Growing Succulents Successfully

Succulents are a group of plants that have the ability to store water in their leaves and stems. Because of this, succulents are one of the easiest group of plants to care for. They come in an array of eye-catching and unusual shapes and colours, making them extremely common in gardens and homes today.

Succulents originate from dry, arid areas such as deserts and places with long dry periods. They generally come from Africa, South Africa, Central America, South America and the European Alps. Because of where they originate from, succulents typically need full-sun or bright light to thrive, although, there are some succulents that need little light and can make great indoor plants. When purchasing succulents, it is important to know how much sunlight that specific species needs to flourish. Succulents that aren’t receiving enough sunlight can lose their nice shape and colour, in turn, succulents that are receiving too much direct sunlight can burn, both can result in your plant dying so be sure to know the individual requirements of your succulent. Generally, this information will come on a tag when purchasing.

Succulents that require full-sun should be positioned outside where they can receive full direct sunlight all day long. Succulents that require part shade should be placed in an area where they receive both direct sunlight and shade throughout the day. Succulents that require bright light or indirect sunlight should be placed in an area such as a verandah where the sun provides light but does not come in direct contact with them. Most full-sun succulents can also thrive while living in bright light/indirect sunlight, however, they may not reach their full colour potential and will often stay green when they would turn colours such as red or orange when placed in full-sun.

As well as sunlight, drainage is one of the most important factors when it comes to growing succulents. Not having adequate drainage can lead to an excess amount of water stored which can result in root rot. There are soils that are specifically made for succulents and cacti (all cacti are succulents but not all succulents are cacti) that are designed for drainage. Mixing a regular soil mix with substances such as pumice, perlite or small gravel will improve the drainage, making the soil adequate to use for succulents. As well as the soil used, drainage can be maintained in pots by using pots with a hole in the bottom or adding one yourself. To stop the soil from coming out of this hole a small piece of fly screen, shade cloth or anything that will allow the water to flow through can be placed over the hole.

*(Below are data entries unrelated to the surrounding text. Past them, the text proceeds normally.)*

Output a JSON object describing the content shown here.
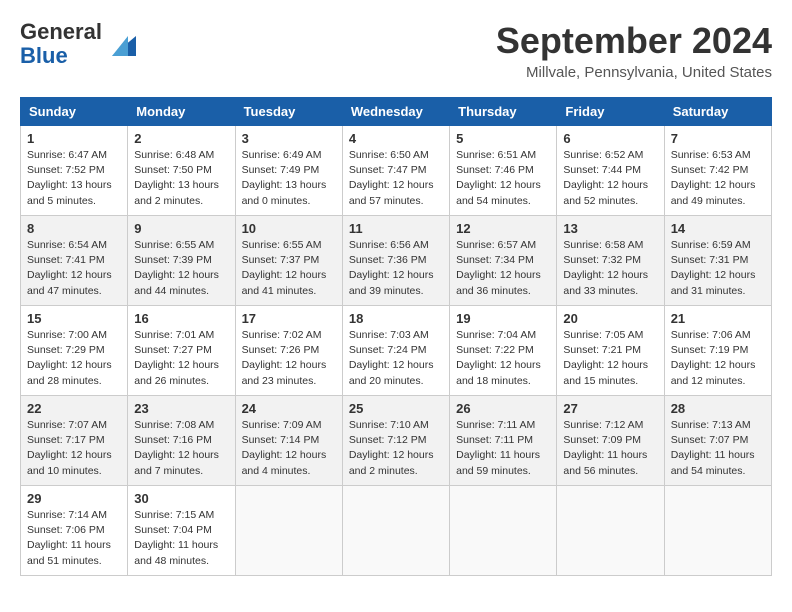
{
  "header": {
    "logo_line1": "General",
    "logo_line2": "Blue",
    "month": "September 2024",
    "location": "Millvale, Pennsylvania, United States"
  },
  "weekdays": [
    "Sunday",
    "Monday",
    "Tuesday",
    "Wednesday",
    "Thursday",
    "Friday",
    "Saturday"
  ],
  "weeks": [
    [
      {
        "day": "1",
        "sunrise": "6:47 AM",
        "sunset": "7:52 PM",
        "daylight": "13 hours and 5 minutes."
      },
      {
        "day": "2",
        "sunrise": "6:48 AM",
        "sunset": "7:50 PM",
        "daylight": "13 hours and 2 minutes."
      },
      {
        "day": "3",
        "sunrise": "6:49 AM",
        "sunset": "7:49 PM",
        "daylight": "13 hours and 0 minutes."
      },
      {
        "day": "4",
        "sunrise": "6:50 AM",
        "sunset": "7:47 PM",
        "daylight": "12 hours and 57 minutes."
      },
      {
        "day": "5",
        "sunrise": "6:51 AM",
        "sunset": "7:46 PM",
        "daylight": "12 hours and 54 minutes."
      },
      {
        "day": "6",
        "sunrise": "6:52 AM",
        "sunset": "7:44 PM",
        "daylight": "12 hours and 52 minutes."
      },
      {
        "day": "7",
        "sunrise": "6:53 AM",
        "sunset": "7:42 PM",
        "daylight": "12 hours and 49 minutes."
      }
    ],
    [
      {
        "day": "8",
        "sunrise": "6:54 AM",
        "sunset": "7:41 PM",
        "daylight": "12 hours and 47 minutes."
      },
      {
        "day": "9",
        "sunrise": "6:55 AM",
        "sunset": "7:39 PM",
        "daylight": "12 hours and 44 minutes."
      },
      {
        "day": "10",
        "sunrise": "6:55 AM",
        "sunset": "7:37 PM",
        "daylight": "12 hours and 41 minutes."
      },
      {
        "day": "11",
        "sunrise": "6:56 AM",
        "sunset": "7:36 PM",
        "daylight": "12 hours and 39 minutes."
      },
      {
        "day": "12",
        "sunrise": "6:57 AM",
        "sunset": "7:34 PM",
        "daylight": "12 hours and 36 minutes."
      },
      {
        "day": "13",
        "sunrise": "6:58 AM",
        "sunset": "7:32 PM",
        "daylight": "12 hours and 33 minutes."
      },
      {
        "day": "14",
        "sunrise": "6:59 AM",
        "sunset": "7:31 PM",
        "daylight": "12 hours and 31 minutes."
      }
    ],
    [
      {
        "day": "15",
        "sunrise": "7:00 AM",
        "sunset": "7:29 PM",
        "daylight": "12 hours and 28 minutes."
      },
      {
        "day": "16",
        "sunrise": "7:01 AM",
        "sunset": "7:27 PM",
        "daylight": "12 hours and 26 minutes."
      },
      {
        "day": "17",
        "sunrise": "7:02 AM",
        "sunset": "7:26 PM",
        "daylight": "12 hours and 23 minutes."
      },
      {
        "day": "18",
        "sunrise": "7:03 AM",
        "sunset": "7:24 PM",
        "daylight": "12 hours and 20 minutes."
      },
      {
        "day": "19",
        "sunrise": "7:04 AM",
        "sunset": "7:22 PM",
        "daylight": "12 hours and 18 minutes."
      },
      {
        "day": "20",
        "sunrise": "7:05 AM",
        "sunset": "7:21 PM",
        "daylight": "12 hours and 15 minutes."
      },
      {
        "day": "21",
        "sunrise": "7:06 AM",
        "sunset": "7:19 PM",
        "daylight": "12 hours and 12 minutes."
      }
    ],
    [
      {
        "day": "22",
        "sunrise": "7:07 AM",
        "sunset": "7:17 PM",
        "daylight": "12 hours and 10 minutes."
      },
      {
        "day": "23",
        "sunrise": "7:08 AM",
        "sunset": "7:16 PM",
        "daylight": "12 hours and 7 minutes."
      },
      {
        "day": "24",
        "sunrise": "7:09 AM",
        "sunset": "7:14 PM",
        "daylight": "12 hours and 4 minutes."
      },
      {
        "day": "25",
        "sunrise": "7:10 AM",
        "sunset": "7:12 PM",
        "daylight": "12 hours and 2 minutes."
      },
      {
        "day": "26",
        "sunrise": "7:11 AM",
        "sunset": "7:11 PM",
        "daylight": "11 hours and 59 minutes."
      },
      {
        "day": "27",
        "sunrise": "7:12 AM",
        "sunset": "7:09 PM",
        "daylight": "11 hours and 56 minutes."
      },
      {
        "day": "28",
        "sunrise": "7:13 AM",
        "sunset": "7:07 PM",
        "daylight": "11 hours and 54 minutes."
      }
    ],
    [
      {
        "day": "29",
        "sunrise": "7:14 AM",
        "sunset": "7:06 PM",
        "daylight": "11 hours and 51 minutes."
      },
      {
        "day": "30",
        "sunrise": "7:15 AM",
        "sunset": "7:04 PM",
        "daylight": "11 hours and 48 minutes."
      },
      null,
      null,
      null,
      null,
      null
    ]
  ],
  "labels": {
    "sunrise_prefix": "Sunrise: ",
    "sunset_prefix": "Sunset: ",
    "daylight_prefix": "Daylight: "
  }
}
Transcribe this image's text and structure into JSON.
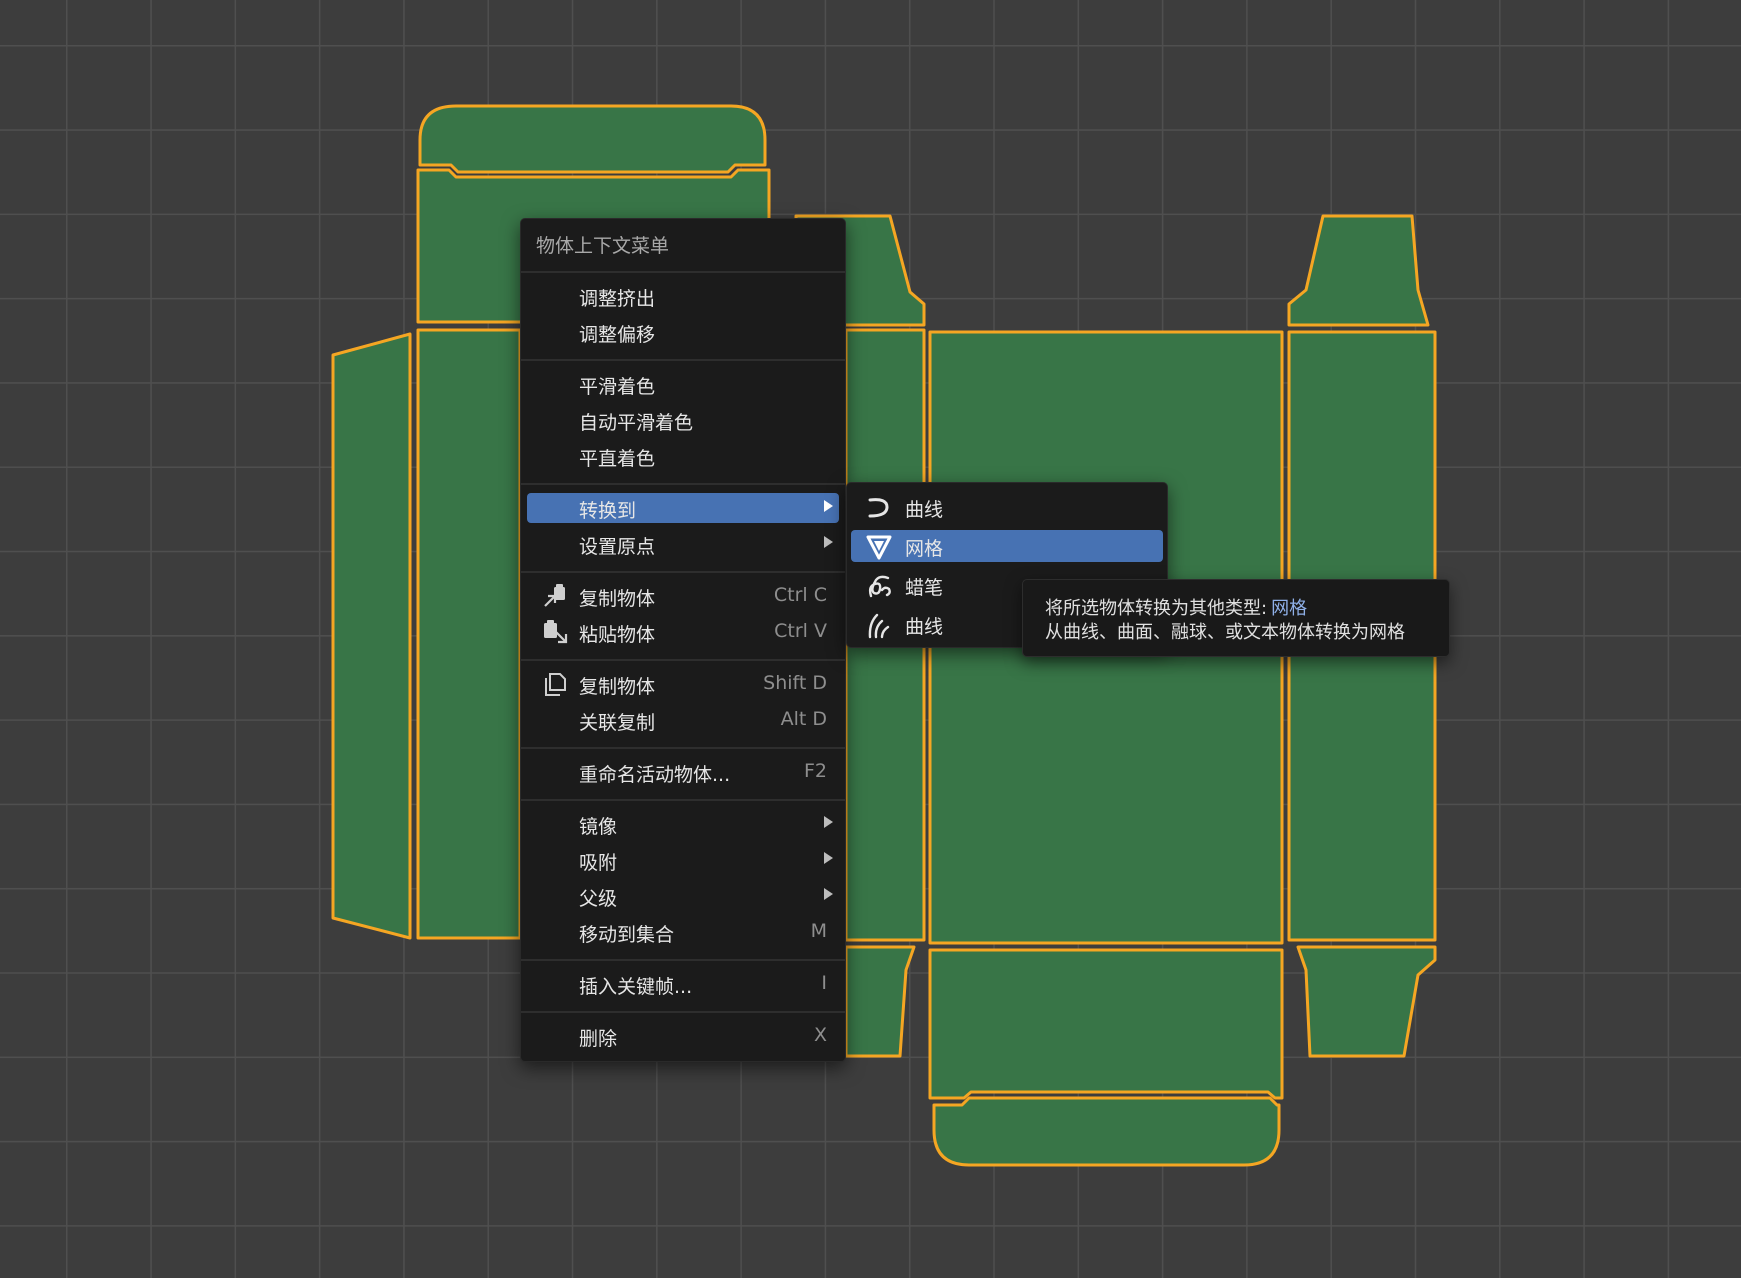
{
  "menu": {
    "title": "物体上下文菜单",
    "items": [
      {
        "label": "调整挤出",
        "shortcut": "",
        "icon": "",
        "has_submenu": false
      },
      {
        "label": "调整偏移",
        "shortcut": "",
        "icon": "",
        "has_submenu": false
      },
      {
        "label": "平滑着色",
        "shortcut": "",
        "icon": "",
        "has_submenu": false
      },
      {
        "label": "自动平滑着色",
        "shortcut": "",
        "icon": "",
        "has_submenu": false
      },
      {
        "label": "平直着色",
        "shortcut": "",
        "icon": "",
        "has_submenu": false
      },
      {
        "label": "转换到",
        "shortcut": "",
        "icon": "",
        "has_submenu": true,
        "active": true
      },
      {
        "label": "设置原点",
        "shortcut": "",
        "icon": "",
        "has_submenu": true
      },
      {
        "label": "复制物体",
        "shortcut": "Ctrl C",
        "icon": "copy-to-buffer-icon",
        "has_submenu": false
      },
      {
        "label": "粘贴物体",
        "shortcut": "Ctrl V",
        "icon": "paste-from-buffer-icon",
        "has_submenu": false
      },
      {
        "label": "复制物体",
        "shortcut": "Shift D",
        "icon": "duplicate-icon",
        "has_submenu": false
      },
      {
        "label": "关联复制",
        "shortcut": "Alt D",
        "icon": "",
        "has_submenu": false
      },
      {
        "label": "重命名活动物体...",
        "shortcut": "F2",
        "icon": "",
        "has_submenu": false
      },
      {
        "label": "镜像",
        "shortcut": "",
        "icon": "",
        "has_submenu": true
      },
      {
        "label": "吸附",
        "shortcut": "",
        "icon": "",
        "has_submenu": true
      },
      {
        "label": "父级",
        "shortcut": "",
        "icon": "",
        "has_submenu": true
      },
      {
        "label": "移动到集合",
        "shortcut": "M",
        "icon": "",
        "has_submenu": false
      },
      {
        "label": "插入关键帧...",
        "shortcut": "I",
        "icon": "",
        "has_submenu": false
      },
      {
        "label": "删除",
        "shortcut": "X",
        "icon": "",
        "has_submenu": false
      }
    ]
  },
  "submenu": {
    "items": [
      {
        "label": "曲线",
        "icon": "curve-icon"
      },
      {
        "label": "网格",
        "icon": "mesh-icon",
        "active": true
      },
      {
        "label": "蜡笔",
        "icon": "grease-pencil-icon"
      },
      {
        "label": "曲线",
        "icon": "curves-hair-icon"
      }
    ]
  },
  "tooltip": {
    "line1_prefix": "将所选物体转换为其他类型:",
    "line1_value": "网格",
    "line2": "从曲线、曲面、融球、或文本物体转换为网格"
  },
  "colors": {
    "viewport_bg": "#3d3d3d",
    "grid_line": "#4f4f4f",
    "panel_fill": "#387547",
    "selection_outline": "#f5a623",
    "menu_bg": "#1b1b1b",
    "highlight": "#4772b3",
    "tooltip_value": "#8fb0e8"
  }
}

It is extremely important that succulents do not sit in a dish of water. If you choose to place your pots in a holder/dish, make sure to tip out any excess water that has accumulated during watering.

Just like any plant, succulents need water to thrive. Although, not as much water as most plants, over watering can lead to your succulent dying. Always try to remember, when in doubt, water less, not more. It is a general rule that the soil should almost completely dry out between each watering. In South Australia I tend to water my plants about every three days in the summer and once a week in the winter, this will vary depending on where you live, the climate you endure and the specific plant itself. It is necessary to watch your plants in order to get to know and understand their individual needs.

When it comes to fertiliser, it is suggested to do so sparingly. Succulents tend to do just fine when in the right conditions and will grow fairly quickly, especially in the summer. In their natural state they do not receive fertiliser as they come from areas that do not usually have organic fertiliser, such as manure.

So, at the end of the day, if your succulents have adequate sunlight, drainage and water you are on the right track to growing big, bright and beautiful succulents. Good luck!

 

Leave a Reply

Fill in your details below or click an icon to log in:

WordPress.com Logo

You are commenting using your WordPress.com account. Log Out /  Change )

Google+ photo

You are commenting using your Google+ account. Log Out /  Change )

Twitter picture

You are commenting using your Twitter account. Log Out /  Change )

Facebook photo

You are commenting using your Facebook account. Log Out /  Change )

Connecting to %s

%d bloggers like this:
search previous next tag category expand menu location phone mail time cart zoom edit close